Your objective
What lines in the records below contain the string "Output"? Copy every one.

Interface dataset entries:

● ● ● ● ●

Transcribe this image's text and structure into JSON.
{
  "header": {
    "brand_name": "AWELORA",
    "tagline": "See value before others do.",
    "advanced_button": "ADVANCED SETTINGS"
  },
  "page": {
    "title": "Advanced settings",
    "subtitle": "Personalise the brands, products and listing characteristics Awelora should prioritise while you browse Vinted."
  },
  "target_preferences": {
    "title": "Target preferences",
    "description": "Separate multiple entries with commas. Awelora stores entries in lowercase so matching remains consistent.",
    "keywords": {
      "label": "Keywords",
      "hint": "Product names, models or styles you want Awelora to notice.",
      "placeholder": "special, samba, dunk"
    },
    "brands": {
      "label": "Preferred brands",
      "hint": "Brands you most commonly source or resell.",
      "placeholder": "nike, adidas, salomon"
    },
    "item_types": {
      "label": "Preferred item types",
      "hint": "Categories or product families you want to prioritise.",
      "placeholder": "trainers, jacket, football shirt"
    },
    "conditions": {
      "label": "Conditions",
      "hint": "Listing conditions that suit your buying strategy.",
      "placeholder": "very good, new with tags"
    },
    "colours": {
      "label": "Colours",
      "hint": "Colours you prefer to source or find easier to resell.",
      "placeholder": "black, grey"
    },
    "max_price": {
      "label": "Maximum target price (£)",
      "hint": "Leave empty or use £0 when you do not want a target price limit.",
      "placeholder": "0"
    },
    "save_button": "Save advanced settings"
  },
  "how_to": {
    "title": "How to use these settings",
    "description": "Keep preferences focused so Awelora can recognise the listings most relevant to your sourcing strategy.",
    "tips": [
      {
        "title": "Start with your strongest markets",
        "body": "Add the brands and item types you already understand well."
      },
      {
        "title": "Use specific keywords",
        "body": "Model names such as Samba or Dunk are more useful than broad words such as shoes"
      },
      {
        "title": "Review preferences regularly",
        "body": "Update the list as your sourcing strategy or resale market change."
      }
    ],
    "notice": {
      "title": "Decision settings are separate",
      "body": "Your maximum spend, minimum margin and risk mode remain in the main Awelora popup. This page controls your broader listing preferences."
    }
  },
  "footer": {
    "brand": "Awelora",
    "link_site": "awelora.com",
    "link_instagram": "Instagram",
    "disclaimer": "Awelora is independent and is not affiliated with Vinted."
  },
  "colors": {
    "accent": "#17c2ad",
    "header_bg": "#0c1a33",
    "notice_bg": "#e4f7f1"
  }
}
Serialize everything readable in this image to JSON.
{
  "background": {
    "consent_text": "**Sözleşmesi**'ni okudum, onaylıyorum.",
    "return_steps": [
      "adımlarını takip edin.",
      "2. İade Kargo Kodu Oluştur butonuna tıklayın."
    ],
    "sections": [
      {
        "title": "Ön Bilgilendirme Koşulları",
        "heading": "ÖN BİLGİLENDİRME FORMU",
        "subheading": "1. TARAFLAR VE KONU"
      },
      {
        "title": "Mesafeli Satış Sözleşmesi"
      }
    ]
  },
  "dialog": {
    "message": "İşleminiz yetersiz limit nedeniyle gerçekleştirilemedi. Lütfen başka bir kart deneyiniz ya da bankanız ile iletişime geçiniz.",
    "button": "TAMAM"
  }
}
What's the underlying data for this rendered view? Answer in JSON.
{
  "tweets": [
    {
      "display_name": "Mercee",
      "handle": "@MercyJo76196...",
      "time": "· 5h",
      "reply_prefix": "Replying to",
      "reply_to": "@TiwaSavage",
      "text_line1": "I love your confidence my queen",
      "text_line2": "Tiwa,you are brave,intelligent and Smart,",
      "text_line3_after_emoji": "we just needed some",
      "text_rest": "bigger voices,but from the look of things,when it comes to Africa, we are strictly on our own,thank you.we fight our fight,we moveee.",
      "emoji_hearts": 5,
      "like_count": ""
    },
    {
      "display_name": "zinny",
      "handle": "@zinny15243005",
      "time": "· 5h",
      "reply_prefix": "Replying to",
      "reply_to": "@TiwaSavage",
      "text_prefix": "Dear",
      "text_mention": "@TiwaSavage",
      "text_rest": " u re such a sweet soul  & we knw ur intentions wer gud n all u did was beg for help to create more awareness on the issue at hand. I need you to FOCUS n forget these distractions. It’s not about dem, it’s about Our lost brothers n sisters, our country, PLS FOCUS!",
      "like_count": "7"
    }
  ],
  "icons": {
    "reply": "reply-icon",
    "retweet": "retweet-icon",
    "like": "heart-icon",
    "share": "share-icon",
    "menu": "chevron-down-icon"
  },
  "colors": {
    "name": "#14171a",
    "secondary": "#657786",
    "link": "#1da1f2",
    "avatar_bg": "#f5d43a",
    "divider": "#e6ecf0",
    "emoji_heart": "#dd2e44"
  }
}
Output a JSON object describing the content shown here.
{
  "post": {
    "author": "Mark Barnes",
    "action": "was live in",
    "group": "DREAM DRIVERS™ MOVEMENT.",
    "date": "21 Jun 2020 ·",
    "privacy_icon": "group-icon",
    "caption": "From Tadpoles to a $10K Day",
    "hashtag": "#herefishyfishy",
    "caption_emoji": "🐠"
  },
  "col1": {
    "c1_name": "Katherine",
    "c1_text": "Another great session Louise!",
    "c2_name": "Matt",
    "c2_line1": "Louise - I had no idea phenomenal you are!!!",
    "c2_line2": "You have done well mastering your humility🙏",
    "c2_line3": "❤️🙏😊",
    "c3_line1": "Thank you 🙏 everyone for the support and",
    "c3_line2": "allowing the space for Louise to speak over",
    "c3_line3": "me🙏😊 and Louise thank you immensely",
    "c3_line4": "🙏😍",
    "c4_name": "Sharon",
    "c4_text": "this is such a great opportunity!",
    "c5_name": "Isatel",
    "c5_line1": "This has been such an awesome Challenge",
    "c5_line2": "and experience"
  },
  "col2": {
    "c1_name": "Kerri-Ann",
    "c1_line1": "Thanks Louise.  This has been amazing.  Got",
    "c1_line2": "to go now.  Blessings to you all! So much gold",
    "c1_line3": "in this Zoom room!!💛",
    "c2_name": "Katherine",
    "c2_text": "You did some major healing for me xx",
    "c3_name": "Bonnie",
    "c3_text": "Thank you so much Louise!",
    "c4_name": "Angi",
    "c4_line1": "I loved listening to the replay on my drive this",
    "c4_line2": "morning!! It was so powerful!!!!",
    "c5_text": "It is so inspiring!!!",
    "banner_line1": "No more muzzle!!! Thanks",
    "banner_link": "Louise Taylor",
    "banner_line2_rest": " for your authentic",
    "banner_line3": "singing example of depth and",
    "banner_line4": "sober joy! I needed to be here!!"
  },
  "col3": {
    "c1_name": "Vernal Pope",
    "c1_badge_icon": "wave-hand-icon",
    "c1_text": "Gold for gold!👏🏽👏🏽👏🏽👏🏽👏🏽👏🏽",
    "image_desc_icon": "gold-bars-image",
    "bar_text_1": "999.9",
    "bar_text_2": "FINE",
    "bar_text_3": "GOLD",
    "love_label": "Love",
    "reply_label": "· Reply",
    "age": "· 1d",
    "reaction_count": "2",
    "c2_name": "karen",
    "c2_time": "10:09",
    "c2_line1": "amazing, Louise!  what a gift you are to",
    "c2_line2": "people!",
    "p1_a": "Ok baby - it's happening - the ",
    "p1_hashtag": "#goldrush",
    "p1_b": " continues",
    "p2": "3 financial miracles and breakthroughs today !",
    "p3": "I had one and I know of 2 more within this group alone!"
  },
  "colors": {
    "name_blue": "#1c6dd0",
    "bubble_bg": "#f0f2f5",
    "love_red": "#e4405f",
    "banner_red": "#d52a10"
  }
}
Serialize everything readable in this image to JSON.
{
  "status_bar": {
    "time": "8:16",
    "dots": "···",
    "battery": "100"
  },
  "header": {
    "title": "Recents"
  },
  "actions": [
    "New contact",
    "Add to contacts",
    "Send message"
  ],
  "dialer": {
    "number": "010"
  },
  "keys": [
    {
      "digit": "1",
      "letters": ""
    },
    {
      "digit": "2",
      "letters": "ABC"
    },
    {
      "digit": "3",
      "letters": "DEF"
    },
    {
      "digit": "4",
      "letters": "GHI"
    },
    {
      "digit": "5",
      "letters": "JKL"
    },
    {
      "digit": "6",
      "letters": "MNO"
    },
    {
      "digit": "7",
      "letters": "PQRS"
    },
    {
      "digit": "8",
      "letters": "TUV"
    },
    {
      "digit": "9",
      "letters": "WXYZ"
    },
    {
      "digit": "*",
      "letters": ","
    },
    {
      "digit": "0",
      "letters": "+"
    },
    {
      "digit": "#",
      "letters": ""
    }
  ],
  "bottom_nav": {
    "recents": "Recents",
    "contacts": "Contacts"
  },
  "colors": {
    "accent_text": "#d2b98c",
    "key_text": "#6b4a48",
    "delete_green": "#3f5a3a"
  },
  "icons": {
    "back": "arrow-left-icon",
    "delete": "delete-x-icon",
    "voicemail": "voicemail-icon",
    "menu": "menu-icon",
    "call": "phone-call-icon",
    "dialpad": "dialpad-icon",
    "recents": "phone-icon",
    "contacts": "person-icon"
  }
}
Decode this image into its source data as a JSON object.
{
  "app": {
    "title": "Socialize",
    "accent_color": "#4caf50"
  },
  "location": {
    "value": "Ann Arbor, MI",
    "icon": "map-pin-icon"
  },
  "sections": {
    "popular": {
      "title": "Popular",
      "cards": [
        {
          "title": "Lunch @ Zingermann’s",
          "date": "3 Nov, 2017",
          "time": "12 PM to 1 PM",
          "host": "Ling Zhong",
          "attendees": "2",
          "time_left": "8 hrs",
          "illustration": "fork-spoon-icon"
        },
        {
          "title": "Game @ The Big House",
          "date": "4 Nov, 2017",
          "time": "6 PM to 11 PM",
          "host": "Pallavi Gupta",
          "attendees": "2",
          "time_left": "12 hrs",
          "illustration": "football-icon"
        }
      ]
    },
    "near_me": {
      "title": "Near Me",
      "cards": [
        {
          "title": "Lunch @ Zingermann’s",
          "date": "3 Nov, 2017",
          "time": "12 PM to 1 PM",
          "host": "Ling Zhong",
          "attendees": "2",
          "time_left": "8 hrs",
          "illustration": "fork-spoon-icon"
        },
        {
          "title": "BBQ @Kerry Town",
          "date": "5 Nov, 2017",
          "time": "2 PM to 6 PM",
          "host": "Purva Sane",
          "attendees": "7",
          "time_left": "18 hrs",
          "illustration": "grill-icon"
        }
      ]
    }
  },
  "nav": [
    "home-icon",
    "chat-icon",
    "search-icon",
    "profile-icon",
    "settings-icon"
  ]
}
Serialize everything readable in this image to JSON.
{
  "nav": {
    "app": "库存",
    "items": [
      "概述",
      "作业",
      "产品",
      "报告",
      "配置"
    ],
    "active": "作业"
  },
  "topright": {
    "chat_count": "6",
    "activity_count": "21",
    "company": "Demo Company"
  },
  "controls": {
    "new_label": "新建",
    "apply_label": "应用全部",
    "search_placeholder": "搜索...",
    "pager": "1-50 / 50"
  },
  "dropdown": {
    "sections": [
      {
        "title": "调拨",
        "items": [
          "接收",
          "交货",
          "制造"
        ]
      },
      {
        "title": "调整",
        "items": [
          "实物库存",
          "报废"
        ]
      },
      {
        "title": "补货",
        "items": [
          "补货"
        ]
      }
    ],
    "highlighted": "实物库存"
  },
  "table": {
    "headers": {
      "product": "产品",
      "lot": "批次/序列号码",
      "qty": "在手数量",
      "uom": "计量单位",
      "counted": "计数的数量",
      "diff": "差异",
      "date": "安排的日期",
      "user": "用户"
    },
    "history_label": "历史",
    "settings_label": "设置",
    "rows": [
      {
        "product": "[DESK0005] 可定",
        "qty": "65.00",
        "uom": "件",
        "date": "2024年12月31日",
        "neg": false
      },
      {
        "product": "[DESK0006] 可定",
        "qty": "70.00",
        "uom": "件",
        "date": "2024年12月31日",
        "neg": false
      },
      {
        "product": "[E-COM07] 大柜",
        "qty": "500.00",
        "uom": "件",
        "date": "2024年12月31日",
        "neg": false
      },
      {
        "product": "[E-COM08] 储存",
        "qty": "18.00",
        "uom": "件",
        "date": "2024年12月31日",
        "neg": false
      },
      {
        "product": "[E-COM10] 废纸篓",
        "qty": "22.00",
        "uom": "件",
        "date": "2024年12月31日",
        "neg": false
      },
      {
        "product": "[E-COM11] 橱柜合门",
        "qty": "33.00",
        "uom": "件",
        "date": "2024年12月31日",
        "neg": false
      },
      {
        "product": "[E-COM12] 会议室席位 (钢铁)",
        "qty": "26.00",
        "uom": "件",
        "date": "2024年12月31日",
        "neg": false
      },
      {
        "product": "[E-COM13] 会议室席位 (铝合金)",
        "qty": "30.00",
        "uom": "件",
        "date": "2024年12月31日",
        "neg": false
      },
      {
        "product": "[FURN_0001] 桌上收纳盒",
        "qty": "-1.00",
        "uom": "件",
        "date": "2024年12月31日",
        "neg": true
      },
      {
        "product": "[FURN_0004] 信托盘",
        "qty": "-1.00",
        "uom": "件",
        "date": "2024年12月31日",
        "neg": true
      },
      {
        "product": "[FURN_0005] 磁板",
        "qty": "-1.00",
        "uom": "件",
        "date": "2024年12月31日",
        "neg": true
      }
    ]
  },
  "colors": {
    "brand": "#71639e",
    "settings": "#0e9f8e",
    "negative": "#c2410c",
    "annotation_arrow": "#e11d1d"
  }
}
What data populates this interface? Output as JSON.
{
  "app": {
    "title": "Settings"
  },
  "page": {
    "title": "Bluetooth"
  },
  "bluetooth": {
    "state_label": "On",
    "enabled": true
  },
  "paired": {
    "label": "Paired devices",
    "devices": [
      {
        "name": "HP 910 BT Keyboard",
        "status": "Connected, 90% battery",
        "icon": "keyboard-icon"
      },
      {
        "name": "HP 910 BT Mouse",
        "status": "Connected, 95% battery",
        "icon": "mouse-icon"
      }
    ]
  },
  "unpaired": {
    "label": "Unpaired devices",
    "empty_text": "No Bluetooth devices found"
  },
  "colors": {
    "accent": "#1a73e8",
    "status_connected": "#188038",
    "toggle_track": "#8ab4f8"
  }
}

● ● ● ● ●

Answer for the task
Output a JSON object describing the content shown here.
What data populates this interface? Output as JSON.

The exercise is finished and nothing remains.